Sherwood Harry Egbert, was a former U.S. marine. He served as president of the Studebaker-Packard Corporation and Studebaker Corporation from February 1, 1961 to November 24, 1963.
The Olympian and its successor the Olympian Hiawatha were passenger trains operated by the Chicago, Milwaukee, St. Paul and Pacific Railroad between Chicago and the Pacific Northwest. The Olympian operated from 1911 to 1947 and was, along with its running mate the Columbian, the first all-steel train to operate in the Pacific Northwest. The streamlined Olympian Hiawatha operated from 1947 to 1961 and was one of several Milwaukee Road trains to carry the name "Hiawatha." The Olympian Hiawatha was designed by industrial designer Brooks Stevens and included the distinctive glassed-in "Skytop" observation-sleeping cars. It later featured full-length "Super Dome" cars.
David Judd Nutting was an industrial design engineer who played a role in the early video game industry. He was a graduate of the Pratt Institute with a degree in industrial design.
Brooks Stevens, Inc., also known as Brooks Stevens Design Associates and Brooks Stevens Design, is a product development firm headquartered in Allenton, Wisconsin. Brooks Stevens's services included research, industrial design, engineering, prototyping, project management,and graphic design.
William Sylvester Harley was an American mechanical engineer and businessman. He was one of the co-founders of the Harley-Davidson Motor Company.
Theodore Wells Pietsch II was an American automobile stylist and industrial designer who, with little formal education, managed to launch a career in automobile design that took him over a period of 38 years to nearly every major automobile company in the nation.
Frederick Morrell Zeder was an American automotive industry engineer and a member of the Automotive Hall of Fame. He made material contributions to Allis-Chalmers and Studebaker. Along with Carl Breer and Owen Skelton, he was one of the core engineering people that formed the present day Chrysler Corporation. He was a key engineer that came up with innovations like rubber motor mounts that contributed to Chrysler's success. He was Chrysler's Institute of Engineering first president.
The Skytop Lounges were a fleet of streamlined passenger cars with the parlor-lounge cars built by the Chicago, Milwaukee, St. Paul and Pacific Railroad and sleeper-lounges built by Pullman-Standard in 1948. The cars were designed by famed industrial designer Brooks Stevens. The fleet included both parlor-lounges and sleeping cars. The lounges entered service in 1948 on the Twin Cities Hiawatha, while the sleeping cars were used on the long-distance Olympian Hiawatha. In 1964 the Milwaukee Road sold the sleeping cars to the Canadian National Railway, which operated them until 1977. The parlor cars continued in service with the Milwaukee Road until 1970, when they were retired.

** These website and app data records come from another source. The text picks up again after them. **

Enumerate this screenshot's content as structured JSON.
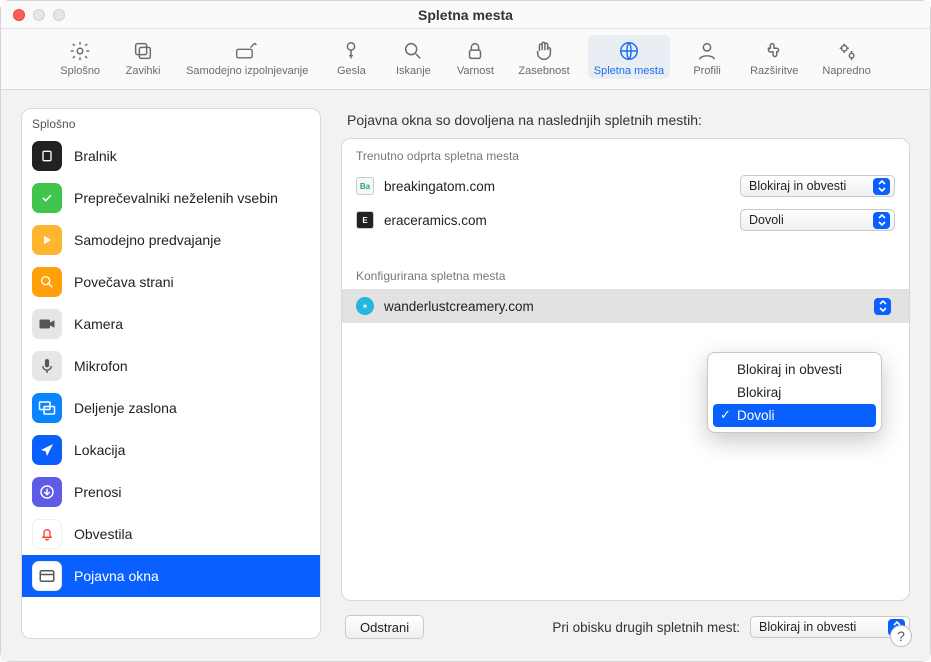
{
  "window": {
    "title": "Spletna mesta"
  },
  "toolbar": {
    "items": [
      {
        "key": "general",
        "label": "Splošno"
      },
      {
        "key": "tabs",
        "label": "Zavihki"
      },
      {
        "key": "autofill",
        "label": "Samodejno izpolnjevanje"
      },
      {
        "key": "passwords",
        "label": "Gesla"
      },
      {
        "key": "search",
        "label": "Iskanje"
      },
      {
        "key": "security",
        "label": "Varnost"
      },
      {
        "key": "privacy",
        "label": "Zasebnost"
      },
      {
        "key": "websites",
        "label": "Spletna mesta"
      },
      {
        "key": "profiles",
        "label": "Profili"
      },
      {
        "key": "extensions",
        "label": "Razširitve"
      },
      {
        "key": "advanced",
        "label": "Napredno"
      }
    ],
    "active": "websites"
  },
  "sidebar": {
    "section": "Splošno",
    "items": [
      {
        "key": "reader",
        "label": "Bralnik"
      },
      {
        "key": "blockers",
        "label": "Preprečevalniki neželenih vsebin"
      },
      {
        "key": "autoplay",
        "label": "Samodejno predvajanje"
      },
      {
        "key": "zoom",
        "label": "Povečava strani"
      },
      {
        "key": "camera",
        "label": "Kamera"
      },
      {
        "key": "microphone",
        "label": "Mikrofon"
      },
      {
        "key": "screenshare",
        "label": "Deljenje zaslona"
      },
      {
        "key": "location",
        "label": "Lokacija"
      },
      {
        "key": "downloads",
        "label": "Prenosi"
      },
      {
        "key": "notifications",
        "label": "Obvestila"
      },
      {
        "key": "popups",
        "label": "Pojavna okna"
      }
    ],
    "selected": "popups"
  },
  "content": {
    "heading": "Pojavna okna so dovoljena na naslednjih spletnih mestih:",
    "group_open": "Trenutno odprta spletna mesta",
    "group_conf": "Konfigurirana spletna mesta",
    "sites_open": [
      {
        "domain": "breakingatom.com",
        "setting": "Blokiraj in obvesti"
      },
      {
        "domain": "eraceramics.com",
        "setting": "Dovoli"
      }
    ],
    "sites_conf": [
      {
        "domain": "wanderlustcreamery.com",
        "setting": "Dovoli"
      }
    ],
    "remove_btn": "Odstrani",
    "others_label": "Pri obisku drugih spletnih mest:",
    "others_value": "Blokiraj in obvesti"
  },
  "dropdown": {
    "options": [
      "Blokiraj in obvesti",
      "Blokiraj",
      "Dovoli"
    ],
    "selected": "Dovoli"
  },
  "help": "?"
}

Duncan McRae (1919-1984) was an American industrial designer who spent the majority of his career designing automobiles. After spending a couple of summers working as a laborer and clay modeler for Ford Motor Company, McRae was hired as a designer at Kaiser-Frazier Corporation in September, 1949 where he was involved with the development of the 1951 Kaiser. He went on to work at Studebaker Packard Corporation beginning in August, 1955, where he became chief stylist. Along with other designers at Studebaker, McRae helped design several models, including the 1958 Packard Hawk and the 1959 Studebaker Lark, a small car which sold in sufficient numbers to keep Studebaker afloat for several more years. McRae left Studebaker in 1960 and worked for a year at Curtiss-Wright Corporation. He then operated his own design studio in Muskegon, Michigan, working on various freelance design projects.